Compulsory heterosexuality is something that comes up across the issue. What does that term mean, and why was it something you wanted to question?
In her 1980 essay ‘Compulsory Heterosexuality and Lesbian Existence’, the American essayist and poet Adrienne Rich explored how heterosexuality is assumed and enforced by a heteronormative society, which results in women feeling obligated to adhere to heterosexual ‘norms’ (regardless of their actual preferences) to avoid appearing deviant or abhorrent. Both Rosie Haward and Rebecca Jagoe cite the scholar Sara Ahmed’s book Queer Phenomenology: Orientations, Objects, Others (2006) in their contributions to the magazine, with Jagoe quoting from this particular passage by Ahmed: “Compulsory heterosexuality shapes what bodies can do. Bodies take the shape of norms that are repeated over time and with force … Compulsory heterosexuality diminishes the very capacity of bodies to reach what is off the straight line … The queer child can only, in this wish for the straight line, be read as the source of injury: a sign of the failure to repay the debt of life by becoming straight.”
The body, as the essay about artist Jo Spence points out, is a site of political conflict. How can a body be a site of political conflict?
In her essay on the work of Jo Spence, Frances Hatherley considered how the issue of class — stated by Spence to be one of her central concerns –had been systematically erased and written out of narratives from the discourse surrounding her practice. “Yet for Spence,” writes Hatherley, “the female body was always a site of political conflict, and always approached with an awareness of how bodies come to inhabit the intersecting oppressions experienced by women.” The essay goes on to explore more generally how the fat, female, working class body has been condemned by society: “the image of the working-class in British popular imagination is that of a demonised body, on which is written a brash, distasteful, lazy ignorance … women’s visible rejection of the discipline of bodily regulation is taken as evidence of a loss of control over the self and its physical boundaries. The fat, female, working class body is therefore doubly despised and ridiculed.” Spence’s work offered space for and reclaimed the bodies and identities treated as unsuitable for arts spaces, encouraging women to reject middle-class defined respectable feminine behaviours, and to rebel against the way their identities have been constructed for them.
In the midst of an upswing in mainstream feminist content, what motivates you keep publishing a feminist magazine? Obviously there are great reasons to keep going. But we wanted to ask you, what are yours?

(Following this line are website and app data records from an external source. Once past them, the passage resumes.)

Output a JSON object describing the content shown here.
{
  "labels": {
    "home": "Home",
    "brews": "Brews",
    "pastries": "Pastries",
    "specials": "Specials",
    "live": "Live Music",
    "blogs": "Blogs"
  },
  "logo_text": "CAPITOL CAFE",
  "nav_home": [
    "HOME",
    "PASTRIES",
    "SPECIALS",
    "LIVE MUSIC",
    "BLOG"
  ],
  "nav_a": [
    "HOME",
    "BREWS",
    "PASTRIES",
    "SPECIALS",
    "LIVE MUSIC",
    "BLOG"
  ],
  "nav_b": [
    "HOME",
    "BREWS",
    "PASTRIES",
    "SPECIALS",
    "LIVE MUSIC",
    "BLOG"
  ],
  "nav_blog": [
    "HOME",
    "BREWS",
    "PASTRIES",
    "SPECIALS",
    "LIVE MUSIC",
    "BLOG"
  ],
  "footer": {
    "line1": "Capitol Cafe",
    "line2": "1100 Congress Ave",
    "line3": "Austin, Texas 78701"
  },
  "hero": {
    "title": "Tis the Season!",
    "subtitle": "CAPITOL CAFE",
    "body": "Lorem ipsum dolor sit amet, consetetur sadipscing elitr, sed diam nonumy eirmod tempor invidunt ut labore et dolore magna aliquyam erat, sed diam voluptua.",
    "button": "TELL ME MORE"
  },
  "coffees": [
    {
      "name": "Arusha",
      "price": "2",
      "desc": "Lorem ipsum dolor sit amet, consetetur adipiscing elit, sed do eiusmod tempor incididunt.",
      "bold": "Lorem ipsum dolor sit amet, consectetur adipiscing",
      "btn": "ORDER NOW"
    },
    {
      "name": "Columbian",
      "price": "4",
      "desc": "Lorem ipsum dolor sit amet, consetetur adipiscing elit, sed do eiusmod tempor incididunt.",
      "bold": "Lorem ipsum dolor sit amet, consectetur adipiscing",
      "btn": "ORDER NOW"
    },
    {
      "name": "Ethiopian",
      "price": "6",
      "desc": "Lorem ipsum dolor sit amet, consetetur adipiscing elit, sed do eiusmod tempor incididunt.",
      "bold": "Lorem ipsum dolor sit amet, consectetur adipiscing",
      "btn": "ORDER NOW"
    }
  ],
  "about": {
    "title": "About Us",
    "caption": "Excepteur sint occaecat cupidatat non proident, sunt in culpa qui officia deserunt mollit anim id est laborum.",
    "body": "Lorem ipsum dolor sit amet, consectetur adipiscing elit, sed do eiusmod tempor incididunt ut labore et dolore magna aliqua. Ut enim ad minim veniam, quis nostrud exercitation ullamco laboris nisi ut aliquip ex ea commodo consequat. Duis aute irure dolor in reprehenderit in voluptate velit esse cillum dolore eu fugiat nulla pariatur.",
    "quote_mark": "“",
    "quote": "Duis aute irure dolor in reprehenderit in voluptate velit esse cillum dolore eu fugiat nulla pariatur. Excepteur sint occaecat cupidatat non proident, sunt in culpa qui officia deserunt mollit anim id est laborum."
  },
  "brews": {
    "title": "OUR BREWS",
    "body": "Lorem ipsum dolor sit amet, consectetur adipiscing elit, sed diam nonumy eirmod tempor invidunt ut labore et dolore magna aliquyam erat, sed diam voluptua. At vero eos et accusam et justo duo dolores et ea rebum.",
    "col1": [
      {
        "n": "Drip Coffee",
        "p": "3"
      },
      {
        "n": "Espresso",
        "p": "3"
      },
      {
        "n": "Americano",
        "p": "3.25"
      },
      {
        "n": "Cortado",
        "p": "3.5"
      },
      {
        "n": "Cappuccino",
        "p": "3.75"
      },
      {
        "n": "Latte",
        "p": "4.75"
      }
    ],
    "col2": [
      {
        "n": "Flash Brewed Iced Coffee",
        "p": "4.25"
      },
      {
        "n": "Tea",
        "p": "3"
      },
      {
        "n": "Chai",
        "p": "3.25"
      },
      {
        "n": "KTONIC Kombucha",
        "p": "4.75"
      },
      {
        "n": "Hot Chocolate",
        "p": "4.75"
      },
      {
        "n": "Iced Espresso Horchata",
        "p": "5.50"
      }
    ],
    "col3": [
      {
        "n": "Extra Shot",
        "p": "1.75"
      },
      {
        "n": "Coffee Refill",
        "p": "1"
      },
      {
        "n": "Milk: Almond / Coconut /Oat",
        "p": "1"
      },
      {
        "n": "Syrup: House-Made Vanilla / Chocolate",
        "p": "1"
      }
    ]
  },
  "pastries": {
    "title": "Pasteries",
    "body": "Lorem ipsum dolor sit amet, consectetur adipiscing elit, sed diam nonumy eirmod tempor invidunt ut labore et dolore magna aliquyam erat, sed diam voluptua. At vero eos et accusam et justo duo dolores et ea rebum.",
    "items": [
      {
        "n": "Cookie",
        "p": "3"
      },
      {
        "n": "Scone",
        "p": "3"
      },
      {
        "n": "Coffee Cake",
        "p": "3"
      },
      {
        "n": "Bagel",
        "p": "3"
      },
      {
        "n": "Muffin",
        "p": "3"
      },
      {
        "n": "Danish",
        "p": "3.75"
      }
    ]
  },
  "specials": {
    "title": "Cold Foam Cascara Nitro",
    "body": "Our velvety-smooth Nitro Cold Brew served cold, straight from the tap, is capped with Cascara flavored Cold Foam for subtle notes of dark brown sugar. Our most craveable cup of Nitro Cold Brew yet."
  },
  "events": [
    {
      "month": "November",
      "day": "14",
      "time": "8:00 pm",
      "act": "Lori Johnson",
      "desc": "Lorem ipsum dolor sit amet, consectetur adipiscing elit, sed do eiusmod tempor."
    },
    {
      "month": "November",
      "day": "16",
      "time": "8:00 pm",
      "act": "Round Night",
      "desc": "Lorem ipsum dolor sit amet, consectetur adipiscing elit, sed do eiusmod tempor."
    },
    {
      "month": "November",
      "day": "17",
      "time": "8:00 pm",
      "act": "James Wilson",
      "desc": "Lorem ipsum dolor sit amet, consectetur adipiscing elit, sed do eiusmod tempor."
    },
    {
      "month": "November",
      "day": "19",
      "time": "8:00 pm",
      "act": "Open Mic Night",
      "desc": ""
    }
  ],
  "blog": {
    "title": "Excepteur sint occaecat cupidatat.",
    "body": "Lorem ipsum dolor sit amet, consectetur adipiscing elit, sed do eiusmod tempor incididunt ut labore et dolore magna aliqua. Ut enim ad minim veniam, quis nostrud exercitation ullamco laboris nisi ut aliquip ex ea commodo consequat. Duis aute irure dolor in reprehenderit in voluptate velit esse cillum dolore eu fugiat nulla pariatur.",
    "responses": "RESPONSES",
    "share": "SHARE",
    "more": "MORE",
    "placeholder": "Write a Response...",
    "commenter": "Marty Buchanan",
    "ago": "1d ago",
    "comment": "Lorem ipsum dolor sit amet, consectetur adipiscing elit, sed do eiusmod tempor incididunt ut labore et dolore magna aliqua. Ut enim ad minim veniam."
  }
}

Although the magazine is evidently influenced by feminism and queer theory, this perspective is used to question the negative effect of any rigid or stigmatising politics. I often find the magazine is pigeonholed as niche because it has a feminist core, rather than understood that feminism is part of a wider politics that underscores an engagement with a multitude of issues and topics. This feeds into the creation of Orlando as an expansive and fluid space in which individuals can express themselves without feeling pressured to conform to a homogenous style or mode of writing. Since publishing the first issue in 2014, I have found that the creative urgency of publishing an independent magazine that is empathetic, liberated, and critically engaged has only increased, amid the rising vicissitudes of violence, oppression, and inequality in society. It sits outside of the mainstream media, resists the tropes of fast journalism, or the potential alienation caused by stuffy academic journals, and has no corporate stakeholders and is free from commercial interest. These choices are all feminist.